In 1937, Ettore Majorana predicted the existence-never confirmed to date- of an intriguing particle which is its own anti-particle. Thanks to a fruitful analogy between the physics of relativistic electrons and that of superconductors, it is now expected to find such intriguing objects on a chip. The conditions for obtaining the required setup are however very stringent: superconductivity must be induced in the presence of a strong magnetic field in a one dimensional conductor with strong spin-orbit interaction. The latter, yet another relativistic effect, is particularly rare but condensed matter has many twists. The electrons entering a region with strong spin-orbit and a strong magnetic field experience an effectively fast oscillating field in space. Imagine one is able to generate such an oscillating field. Conversely, it would be equivalent to the required strong spin orbit interaction.
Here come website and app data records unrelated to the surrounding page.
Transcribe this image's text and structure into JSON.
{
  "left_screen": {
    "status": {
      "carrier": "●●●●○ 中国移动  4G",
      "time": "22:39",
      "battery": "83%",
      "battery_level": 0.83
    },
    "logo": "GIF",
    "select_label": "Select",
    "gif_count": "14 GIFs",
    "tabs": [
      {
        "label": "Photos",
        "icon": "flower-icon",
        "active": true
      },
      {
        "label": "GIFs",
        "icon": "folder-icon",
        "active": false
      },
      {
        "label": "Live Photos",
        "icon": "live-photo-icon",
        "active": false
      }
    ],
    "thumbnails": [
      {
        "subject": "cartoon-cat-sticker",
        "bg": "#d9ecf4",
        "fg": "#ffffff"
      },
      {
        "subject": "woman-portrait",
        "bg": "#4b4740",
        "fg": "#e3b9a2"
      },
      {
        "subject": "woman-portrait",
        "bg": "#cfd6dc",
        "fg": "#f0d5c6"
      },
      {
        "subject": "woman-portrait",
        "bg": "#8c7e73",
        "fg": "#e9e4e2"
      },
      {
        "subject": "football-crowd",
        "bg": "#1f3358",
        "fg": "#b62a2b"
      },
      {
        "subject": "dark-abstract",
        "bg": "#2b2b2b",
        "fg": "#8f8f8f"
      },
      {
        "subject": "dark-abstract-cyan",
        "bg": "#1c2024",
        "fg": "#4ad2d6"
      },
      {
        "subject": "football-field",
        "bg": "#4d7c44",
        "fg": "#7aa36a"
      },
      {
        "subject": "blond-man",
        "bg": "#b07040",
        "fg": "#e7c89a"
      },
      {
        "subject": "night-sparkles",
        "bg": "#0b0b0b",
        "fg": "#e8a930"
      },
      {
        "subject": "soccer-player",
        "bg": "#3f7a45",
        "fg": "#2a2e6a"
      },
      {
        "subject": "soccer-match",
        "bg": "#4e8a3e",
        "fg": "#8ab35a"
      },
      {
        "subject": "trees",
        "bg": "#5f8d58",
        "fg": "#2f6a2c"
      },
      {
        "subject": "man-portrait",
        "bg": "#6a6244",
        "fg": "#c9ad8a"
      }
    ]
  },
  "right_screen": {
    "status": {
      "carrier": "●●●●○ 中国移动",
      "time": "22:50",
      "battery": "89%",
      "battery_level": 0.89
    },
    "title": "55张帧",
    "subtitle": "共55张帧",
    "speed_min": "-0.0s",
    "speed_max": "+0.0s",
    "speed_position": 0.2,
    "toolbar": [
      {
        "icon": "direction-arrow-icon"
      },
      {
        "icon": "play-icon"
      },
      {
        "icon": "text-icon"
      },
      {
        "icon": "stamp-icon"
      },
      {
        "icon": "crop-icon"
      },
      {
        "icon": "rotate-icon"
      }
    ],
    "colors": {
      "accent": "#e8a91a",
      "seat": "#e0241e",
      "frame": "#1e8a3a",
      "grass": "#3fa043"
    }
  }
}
This is what is demonstrated for the first time by the mesoscopic physics group together with the theory group of the MDQ axis, in collaboration with colleagues at LPS Orsay, thanks to the use of a magnetic texture proximal to a carbon nanotube with superconducting contacts. This is an important step for the isolation and manipulation of Majorana modes. Thanks to their non-abelian statistics, they could have an important impact on the field of topologically protected quantum computation.
Figure : Artist’s picture of the setup for implementing a synthetic spin orbit interaction.
 Desjardins, M.M., Contamin, L.C., Delbecq, M.R. et al. Synthetic spin–orbit interaction for Majorana devices. Nat. Mater. 18, 1060–1064 (2019).
Author affiliation :
Laboratoire de Physique de L’Ecole normale supérieure (LPENS, ENS Paris/CNRS/Sorbonne Université/Université de Paris)